**WHAT IS NEEDED**:
Copy each line of the records that holds the string "macro".

**MATERIAL PROVIDED**:

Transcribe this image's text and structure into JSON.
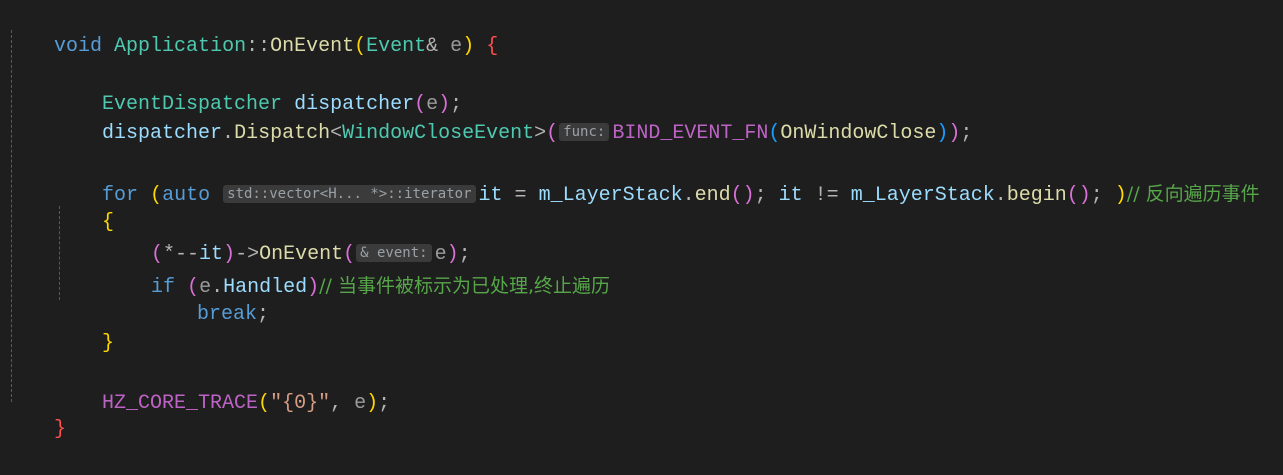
{
  "code": {
    "l1": {
      "kw": "void",
      "cls": "Application",
      "sep": "::",
      "fn": "OnEvent",
      "open": "(",
      "ptype": "Event",
      "amp": "&",
      "pname": "e",
      "close": ")",
      "brace": "{"
    },
    "l3": {
      "type": "EventDispatcher",
      "var": "dispatcher",
      "open": "(",
      "arg": "e",
      "close": ")",
      "semi": ";"
    },
    "l4": {
      "obj": "dispatcher",
      "dot": ".",
      "fn": "Dispatch",
      "lt": "<",
      "tmpl": "WindowCloseEvent",
      "gt": ">",
      "open": "(",
      "hint": "func:",
      "macro": "BIND_EVENT_FN",
      "mopen": "(",
      "marg": "OnWindowClose",
      "mclose": ")",
      "close": ")",
      "semi": ";"
    },
    "l6": {
      "kw": "for",
      "open": "(",
      "auto": "auto",
      "hint": "std::vector<H... *>::iterator",
      "it": "it",
      "eq": " = ",
      "obj1": "m_LayerStack",
      "dot1": ".",
      "fn1": "end",
      "call1": "()",
      "semi1": "; ",
      "it2": "it",
      "neq": " != ",
      "obj2": "m_LayerStack",
      "dot2": ".",
      "fn2": "begin",
      "call2": "()",
      "semi2": "; ",
      "close": ")",
      "comment": "// 反向遍历事件"
    },
    "l7": {
      "brace": "{"
    },
    "l8": {
      "open": "(",
      "deref": "*--",
      "it": "it",
      "close": ")",
      "arrow": "->",
      "fn": "OnEvent",
      "copen": "(",
      "hint": "& event:",
      "arg": "e",
      "cclose": ")",
      "semi": ";"
    },
    "l9": {
      "kw": "if",
      "open": "(",
      "obj": "e",
      "dot": ".",
      "mem": "Handled",
      "close": ")",
      "comment": "// 当事件被标示为已处理,终止遍历"
    },
    "l10": {
      "kw": "break",
      "semi": ";"
    },
    "l11": {
      "brace": "}"
    },
    "l13": {
      "macro": "HZ_CORE_TRACE",
      "open": "(",
      "str": "\"{0}\"",
      "comma": ",",
      "arg": "e",
      "close": ")",
      "semi": ";"
    },
    "l14": {
      "brace": "}"
    }
  }
}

**ANSWER SECTION**:
      "macro": "BIND_EVENT_FN",
      "macro": "HZ_CORE_TRACE",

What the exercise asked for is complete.